• **WHAT THE EXERCISE ASKS**: Write out the entries verbatim and leave the images out of the copy.

[Opening DATA SECTION section]

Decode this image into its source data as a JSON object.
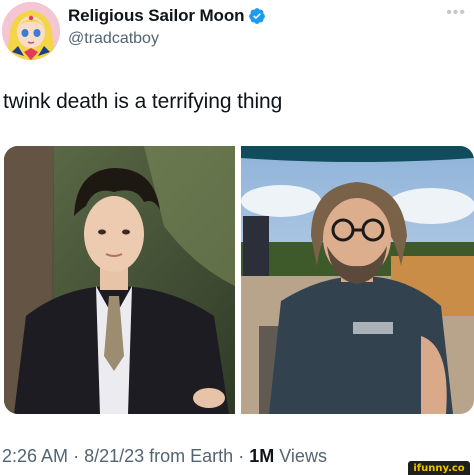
{
  "author": {
    "display_name": "Religious Sailor Moon",
    "handle": "@tradcatboy",
    "verified": true,
    "accent_color": "#1d9bf0"
  },
  "more_icon": "more-horizontal-icon",
  "tweet": {
    "text": "twink death is a terrifying thing"
  },
  "media": [
    {
      "description_icon": "photo-young-man-suit"
    },
    {
      "description_icon": "photo-older-man-glasses"
    }
  ],
  "meta": {
    "time": "2:26 AM",
    "separator": "·",
    "date": "8/21/23",
    "source": "from Earth",
    "views_count": "1M",
    "views_label": "Views"
  },
  "watermark": {
    "text": "ifunny.co"
  }
}
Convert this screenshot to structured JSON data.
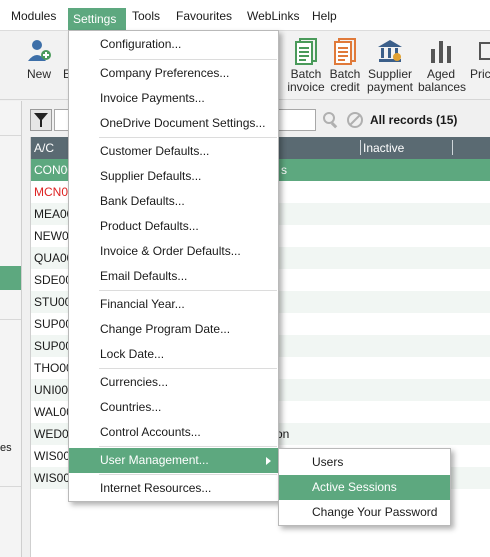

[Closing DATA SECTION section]

• **YOUR SOLUTION**:
Decode this image into its source data as a JSON object.
{
  "author": {
    "display_name": "Religious Sailor Moon",
    "handle": "@tradcatboy",
    "verified": true,
    "accent_color": "#1d9bf0"
  },
  "more_icon": "more-horizontal-icon",
  "tweet": {
    "text": "twink death is a terrifying thing"
  },
  "media": [
    {
      "description_icon": "photo-young-man-suit"
    },
    {
      "description_icon": "photo-older-man-glasses"
    }
  ],
  "meta": {
    "time": "2:26 AM",
    "separator": "·",
    "date": "8/21/23",
    "source": "from Earth",
    "views_count": "1M",
    "views_label": "Views"
  },
  "watermark": {
    "text": "ifunny.co"
  }
}
Convert this screenshot to structured JSON data.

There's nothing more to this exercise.